## INPUT DATA
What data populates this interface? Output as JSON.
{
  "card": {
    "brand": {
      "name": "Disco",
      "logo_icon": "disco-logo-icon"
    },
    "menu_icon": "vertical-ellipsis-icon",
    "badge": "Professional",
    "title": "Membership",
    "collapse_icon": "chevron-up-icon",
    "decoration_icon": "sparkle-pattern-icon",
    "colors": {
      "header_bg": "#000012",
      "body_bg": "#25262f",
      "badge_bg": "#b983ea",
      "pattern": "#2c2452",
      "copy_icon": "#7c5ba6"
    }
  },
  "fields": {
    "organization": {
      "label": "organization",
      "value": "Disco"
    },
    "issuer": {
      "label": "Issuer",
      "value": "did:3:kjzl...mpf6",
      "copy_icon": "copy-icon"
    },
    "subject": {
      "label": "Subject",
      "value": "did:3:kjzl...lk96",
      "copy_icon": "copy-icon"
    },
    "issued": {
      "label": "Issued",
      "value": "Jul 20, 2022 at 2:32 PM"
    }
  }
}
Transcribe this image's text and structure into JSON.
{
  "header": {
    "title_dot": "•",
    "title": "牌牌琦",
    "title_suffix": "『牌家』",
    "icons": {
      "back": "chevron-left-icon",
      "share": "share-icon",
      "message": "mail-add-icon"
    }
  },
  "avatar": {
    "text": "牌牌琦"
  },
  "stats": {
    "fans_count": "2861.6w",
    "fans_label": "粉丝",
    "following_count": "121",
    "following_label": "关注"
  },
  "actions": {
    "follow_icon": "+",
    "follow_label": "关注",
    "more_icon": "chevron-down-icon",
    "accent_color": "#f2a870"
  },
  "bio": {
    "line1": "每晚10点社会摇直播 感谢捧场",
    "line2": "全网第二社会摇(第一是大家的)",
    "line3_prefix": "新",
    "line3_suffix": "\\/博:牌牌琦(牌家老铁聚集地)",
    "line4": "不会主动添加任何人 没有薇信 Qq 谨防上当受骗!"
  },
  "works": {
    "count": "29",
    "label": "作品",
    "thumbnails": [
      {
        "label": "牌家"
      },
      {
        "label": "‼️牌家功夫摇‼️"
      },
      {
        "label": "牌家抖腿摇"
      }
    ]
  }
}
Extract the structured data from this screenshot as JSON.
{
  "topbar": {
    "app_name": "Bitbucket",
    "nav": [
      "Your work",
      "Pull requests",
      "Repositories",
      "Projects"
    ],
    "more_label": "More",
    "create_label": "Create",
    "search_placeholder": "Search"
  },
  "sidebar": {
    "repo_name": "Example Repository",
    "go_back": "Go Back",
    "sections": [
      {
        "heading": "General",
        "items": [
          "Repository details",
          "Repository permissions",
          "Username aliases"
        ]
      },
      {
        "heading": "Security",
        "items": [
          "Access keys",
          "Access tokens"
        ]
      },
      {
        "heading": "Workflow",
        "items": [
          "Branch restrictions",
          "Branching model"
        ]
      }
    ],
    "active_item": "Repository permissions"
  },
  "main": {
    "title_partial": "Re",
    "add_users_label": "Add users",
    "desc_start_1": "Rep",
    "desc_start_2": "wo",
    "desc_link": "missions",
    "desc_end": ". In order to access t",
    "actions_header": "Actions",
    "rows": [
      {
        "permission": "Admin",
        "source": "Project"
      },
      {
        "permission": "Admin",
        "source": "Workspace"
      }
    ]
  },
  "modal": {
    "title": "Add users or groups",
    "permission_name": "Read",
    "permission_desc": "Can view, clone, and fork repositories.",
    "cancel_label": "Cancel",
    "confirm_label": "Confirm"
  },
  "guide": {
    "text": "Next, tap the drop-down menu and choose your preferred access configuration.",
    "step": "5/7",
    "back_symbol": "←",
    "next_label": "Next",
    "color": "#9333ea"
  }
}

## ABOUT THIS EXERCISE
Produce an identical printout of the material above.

## RESULT
What data populates this interface? Output as JSON.
{
  "card": {
    "brand": {
      "name": "Disco",
      "logo_icon": "disco-logo-icon"
    },
    "menu_icon": "vertical-ellipsis-icon",
    "badge": "Professional",
    "title": "Membership",
    "collapse_icon": "chevron-up-icon",
    "decoration_icon": "sparkle-pattern-icon",
    "colors": {
      "header_bg": "#000012",
      "body_bg": "#25262f",
      "badge_bg": "#b983ea",
      "pattern": "#2c2452",
      "copy_icon": "#7c5ba6"
    }
  },
  "fields": {
    "organization": {
      "label": "organization",
      "value": "Disco"
    },
    "issuer": {
      "label": "Issuer",
      "value": "did:3:kjzl...mpf6",
      "copy_icon": "copy-icon"
    },
    "subject": {
      "label": "Subject",
      "value": "did:3:kjzl...lk96",
      "copy_icon": "copy-icon"
    },
    "issued": {
      "label": "Issued",
      "value": "Jul 20, 2022 at 2:32 PM"
    }
  }
}
Transcribe this image's text and structure into JSON.
{
  "header": {
    "title_dot": "•",
    "title": "牌牌琦",
    "title_suffix": "『牌家』",
    "icons": {
      "back": "chevron-left-icon",
      "share": "share-icon",
      "message": "mail-add-icon"
    }
  },
  "avatar": {
    "text": "牌牌琦"
  },
  "stats": {
    "fans_count": "2861.6w",
    "fans_label": "粉丝",
    "following_count": "121",
    "following_label": "关注"
  },
  "actions": {
    "follow_icon": "+",
    "follow_label": "关注",
    "more_icon": "chevron-down-icon",
    "accent_color": "#f2a870"
  },
  "bio": {
    "line1": "每晚10点社会摇直播 感谢捧场",
    "line2": "全网第二社会摇(第一是大家的)",
    "line3_prefix": "新",
    "line3_suffix": "\\/博:牌牌琦(牌家老铁聚集地)",
    "line4": "不会主动添加任何人 没有薇信 Qq 谨防上当受骗!"
  },
  "works": {
    "count": "29",
    "label": "作品",
    "thumbnails": [
      {
        "label": "牌家"
      },
      {
        "label": "‼️牌家功夫摇‼️"
      },
      {
        "label": "牌家抖腿摇"
      }
    ]
  }
}
Extract the structured data from this screenshot as JSON.
{
  "topbar": {
    "app_name": "Bitbucket",
    "nav": [
      "Your work",
      "Pull requests",
      "Repositories",
      "Projects"
    ],
    "more_label": "More",
    "create_label": "Create",
    "search_placeholder": "Search"
  },
  "sidebar": {
    "repo_name": "Example Repository",
    "go_back": "Go Back",
    "sections": [
      {
        "heading": "General",
        "items": [
          "Repository details",
          "Repository permissions",
          "Username aliases"
        ]
      },
      {
        "heading": "Security",
        "items": [
          "Access keys",
          "Access tokens"
        ]
      },
      {
        "heading": "Workflow",
        "items": [
          "Branch restrictions",
          "Branching model"
        ]
      }
    ],
    "active_item": "Repository permissions"
  },
  "main": {
    "title_partial": "Re",
    "add_users_label": "Add users",
    "desc_start_1": "Rep",
    "desc_start_2": "wo",
    "desc_link": "missions",
    "desc_end": ". In order to access t",
    "actions_header": "Actions",
    "rows": [
      {
        "permission": "Admin",
        "source": "Project"
      },
      {
        "permission": "Admin",
        "source": "Workspace"
      }
    ]
  },
  "modal": {
    "title": "Add users or groups",
    "permission_name": "Read",
    "permission_desc": "Can view, clone, and fork repositories.",
    "cancel_label": "Cancel",
    "confirm_label": "Confirm"
  },
  "guide": {
    "text": "Next, tap the drop-down menu and choose your preferred access configuration.",
    "step": "5/7",
    "back_symbol": "←",
    "next_label": "Next",
    "color": "#9333ea"
  }
}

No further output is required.